While canine companions have been featured in many games — from Fable II to Grand Theft Auto V — the developers of Ghosts set out to create more than another best friend. They wanted a hero, a dog that not only would assist players but could be commanded at certain points throughout the single- and multiplayer modes.
Riley is outfitted with several gadgets based on technology employed by his real-world counterparts. For players, Riley's battlefield perspective can be glimpsed through a camera mounted to the back of his tactical suit, and he can receive orders, such as creating distractions or taking down enemies, issued from afar by players.
To make Riley as believable as possible, the gamemakers met with a retired Navy SEAL and his former military service dog to learn more about how soldiers and hounds work together. They later cast a pair of pooches, a German shepherd named Ruger and a smaller Belgian Malinois called Rico, to be digitally captured for the game.
Ghosts lead animator Zach Volker said that if players look closely enough, they'll be able to spot the differences between the two dogs portraying Riley
Ruger and Rico were outfitted with custom motion-capture gear made from form-fitting suits intended for dogs with skin conditions.

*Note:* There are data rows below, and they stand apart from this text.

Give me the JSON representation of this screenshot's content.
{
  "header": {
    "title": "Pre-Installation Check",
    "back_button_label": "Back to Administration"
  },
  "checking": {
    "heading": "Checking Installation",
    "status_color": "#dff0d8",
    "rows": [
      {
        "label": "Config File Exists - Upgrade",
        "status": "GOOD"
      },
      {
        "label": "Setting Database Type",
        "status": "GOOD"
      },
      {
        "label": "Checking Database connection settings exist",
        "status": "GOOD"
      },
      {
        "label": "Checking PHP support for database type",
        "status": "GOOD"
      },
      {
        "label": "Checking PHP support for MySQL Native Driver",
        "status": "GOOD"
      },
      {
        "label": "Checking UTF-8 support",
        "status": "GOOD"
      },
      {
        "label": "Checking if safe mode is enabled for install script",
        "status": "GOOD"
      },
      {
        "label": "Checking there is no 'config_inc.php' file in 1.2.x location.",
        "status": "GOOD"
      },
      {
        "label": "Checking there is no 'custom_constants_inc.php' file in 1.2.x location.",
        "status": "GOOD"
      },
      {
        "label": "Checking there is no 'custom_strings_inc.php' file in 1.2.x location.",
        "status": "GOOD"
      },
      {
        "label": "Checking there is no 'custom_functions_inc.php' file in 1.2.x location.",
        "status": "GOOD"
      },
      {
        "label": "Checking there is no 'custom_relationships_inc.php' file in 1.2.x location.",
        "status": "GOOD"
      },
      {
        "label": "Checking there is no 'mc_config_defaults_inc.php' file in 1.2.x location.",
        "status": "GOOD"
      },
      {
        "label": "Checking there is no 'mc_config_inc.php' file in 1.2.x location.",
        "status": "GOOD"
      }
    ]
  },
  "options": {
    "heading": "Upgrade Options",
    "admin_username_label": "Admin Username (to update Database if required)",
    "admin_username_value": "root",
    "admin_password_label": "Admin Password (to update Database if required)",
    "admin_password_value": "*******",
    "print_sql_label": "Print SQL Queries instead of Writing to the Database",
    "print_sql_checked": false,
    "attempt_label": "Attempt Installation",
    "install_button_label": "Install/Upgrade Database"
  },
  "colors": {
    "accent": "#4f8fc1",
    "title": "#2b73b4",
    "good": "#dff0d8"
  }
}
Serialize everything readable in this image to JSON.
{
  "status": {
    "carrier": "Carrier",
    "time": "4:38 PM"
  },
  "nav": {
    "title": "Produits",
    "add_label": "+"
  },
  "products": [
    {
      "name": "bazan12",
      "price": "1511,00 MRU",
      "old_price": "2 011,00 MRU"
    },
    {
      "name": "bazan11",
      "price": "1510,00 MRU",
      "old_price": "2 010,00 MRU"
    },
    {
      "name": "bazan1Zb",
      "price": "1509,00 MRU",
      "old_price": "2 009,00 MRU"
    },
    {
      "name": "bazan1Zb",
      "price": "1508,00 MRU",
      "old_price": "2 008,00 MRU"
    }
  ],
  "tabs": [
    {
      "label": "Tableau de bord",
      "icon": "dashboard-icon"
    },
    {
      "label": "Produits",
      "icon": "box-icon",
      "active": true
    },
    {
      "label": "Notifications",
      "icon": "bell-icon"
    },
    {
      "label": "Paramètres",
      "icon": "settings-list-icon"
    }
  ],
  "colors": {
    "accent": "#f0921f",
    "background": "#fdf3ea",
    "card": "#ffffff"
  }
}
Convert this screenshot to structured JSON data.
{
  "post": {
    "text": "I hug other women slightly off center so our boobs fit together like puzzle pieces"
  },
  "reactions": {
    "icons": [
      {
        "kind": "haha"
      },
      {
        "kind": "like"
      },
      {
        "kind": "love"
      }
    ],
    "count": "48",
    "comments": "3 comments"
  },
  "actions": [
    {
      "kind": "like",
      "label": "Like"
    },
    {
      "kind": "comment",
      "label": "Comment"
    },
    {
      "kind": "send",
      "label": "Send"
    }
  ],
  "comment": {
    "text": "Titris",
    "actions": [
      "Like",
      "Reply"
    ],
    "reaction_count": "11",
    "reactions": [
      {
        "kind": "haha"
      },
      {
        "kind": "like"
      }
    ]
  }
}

Rico provided the biting and tackling, and Ruger performed the movements. Chris Connell, Ruger's trainer, said during a demonstration of his abilities at Neversoft this month that the biggest challenge for the schutzhund competition champion — that's German for "protection dog" — was playing make-believe.
"In this environment, we didn't have trees or grass," said Connell. "It was like, 'OK, Ruger. Pretend we're in a desert area and act accordingly.' Ruger is like, 'Dude, this is a studio with mats like people do exercises on at the gym, and there's white lines on the ground.' Just trying to get him to act as if it was a real environment was the hardest thing."
The inclusion of a dog in the violent, mature series begs the question: Will Ghosts have an Old Yeller moment?
"Everybody thinks we're going to kill the dog," said Rubin. "Maybe that's the expected thing we would do, so maybe it's not what we'll do? We'll see. People around here didn't know, and they had that same sentiment: 'We better not kill the dog.' The emotional investment for the dog here has been just as strong as what's happening out in the public."